On 27 June 2004 Massada (featuring Jan Peter Strater on drums) celebrated their netto 25th anniversary by taping a concert DVD at the Graaf Wichman, Huizen. Rudy de Queljoe and Nippy Noya (now teaching Latin and other percussion at the Conservatory of Enschede) came round for a couple of songs. The DVD was launched on 18 March 2005 at the local Club Silverdome with Alwin Manuhuwa as the new sticksman.

De Queljoe and Noya are full-time members again since 2006, the year Massada also welcomed keyboard-player Wolfgang Roggekamp. In March they finally went to Indonesia to play four shows in Jakarta, including the Jakarta International Java Jazz Festival (basically Indonesia's answer to North Sea Jazz) as part of a Moluccan showcase. Jeremias temporarily left in 2007; Roggekamp was replaced in 2008 by Emerencia.

In January 2009 Massada joined forces with (reformed) contemporaries New Adventures, Powerplay, Urban Heroes and Livin' Blues XPerience for the 'Dutch Rock Nights Tour' in the Netherlands, Belgium and Germany. In October they returned to Indonesia for two shows on Ambon.

On June 17, 2011 Massada staged a one-off Astaganaga-concert at the Paradiso.

On 25 August 2012 they'll be playing two shows, including an afternoon-slot at Pinkpop Classic.

Massiada: we're still here[edit]

Asked why he didn't reform the original line-up, Johny told Aloha: "It ain't no use looking back; let the bygones be the bygones. I'm glad to see the dust settled, but I'm not interested in going through the motions for a few gigs".

  • Chris Latul released a solo-album in 1981 with contributions from Eschauzier, Sabander and Noya. In the early '90s he enjoyed chart-success as part of De Groothandel.
  • Mustamu formed the short-lived Sambita with Kuy and Stam; he went on to pursue other projects (including Moluccan Moods) and a day-job as a preacher for the Moluccan Evangelical Church (following his social worker-years). Mustamu is still involved in music; in 2008 he launched Blue Pearl while a 2010 jam-session reunited him with Johnny and Noya.
  • Nino Latuny and Usje Sabander play(ed) in a variety of (Moluccan) cover-bands.

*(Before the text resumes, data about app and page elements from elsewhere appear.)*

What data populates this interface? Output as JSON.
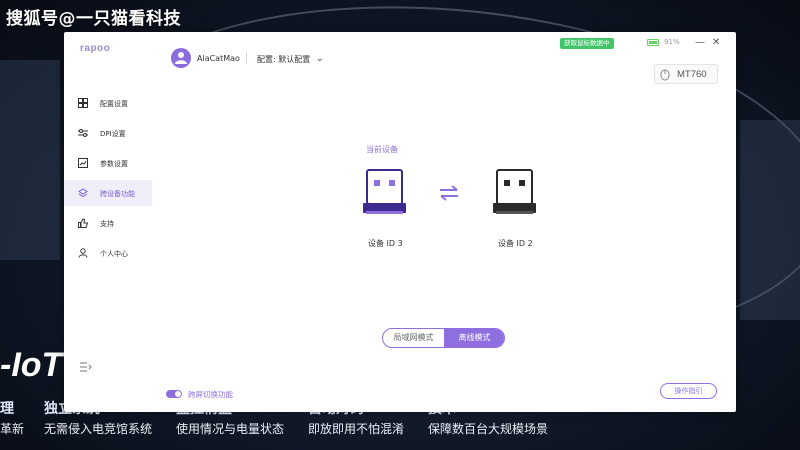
{
  "watermark": "搜狐号@一只猫看科技",
  "background": {
    "iot_text": "-IoT",
    "features": [
      {
        "head": "理",
        "sub": "革新"
      },
      {
        "head": "独立系统",
        "sub": "无需侵入电竞馆系统"
      },
      {
        "head": "监控情监",
        "sub": "使用情况与电量状态"
      },
      {
        "head": "自动对码",
        "sub": "即放即用不怕混淆"
      },
      {
        "head": "技术",
        "sub": "保障数百台大规模场景"
      }
    ]
  },
  "app": {
    "logo": "rapoo",
    "user": {
      "name": "AlaCatMao"
    },
    "config": {
      "label": "配置: 默认配置"
    },
    "status_badge": "获取鼠标数据中",
    "battery": "91%",
    "device": "MT760",
    "sidebar": {
      "items": [
        {
          "label": "配置设置",
          "icon": "grid-icon",
          "active": false
        },
        {
          "label": "DPI设置",
          "icon": "dpi-icon",
          "active": false
        },
        {
          "label": "参数设置",
          "icon": "chart-icon",
          "active": false
        },
        {
          "label": "跨设备功能",
          "icon": "layers-icon",
          "active": true
        },
        {
          "label": "支持",
          "icon": "thumbs-up-icon",
          "active": false
        },
        {
          "label": "个人中心",
          "icon": "person-icon",
          "active": false
        }
      ]
    },
    "main": {
      "current_label": "当前设备",
      "devices": [
        {
          "label": "设备 ID 3",
          "color": "#3d2a8f",
          "accent": "#8f6fe0"
        },
        {
          "label": "设备 ID 2",
          "color": "#2a2a2a",
          "accent": "#ffffff"
        }
      ],
      "mode": {
        "options": [
          "局域网模式",
          "离线模式"
        ],
        "selected": "离线模式"
      },
      "cross_screen": {
        "label": "跨屏切换功能",
        "enabled": true
      },
      "guide_button": "操作指引"
    }
  },
  "colors": {
    "accent": "#8f6fe0",
    "status_green": "#43c66b"
  }
}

The four ex-members are now the core of Massiada (We're still here), a tribute-band playing songs by Massada and Santana as well as original material.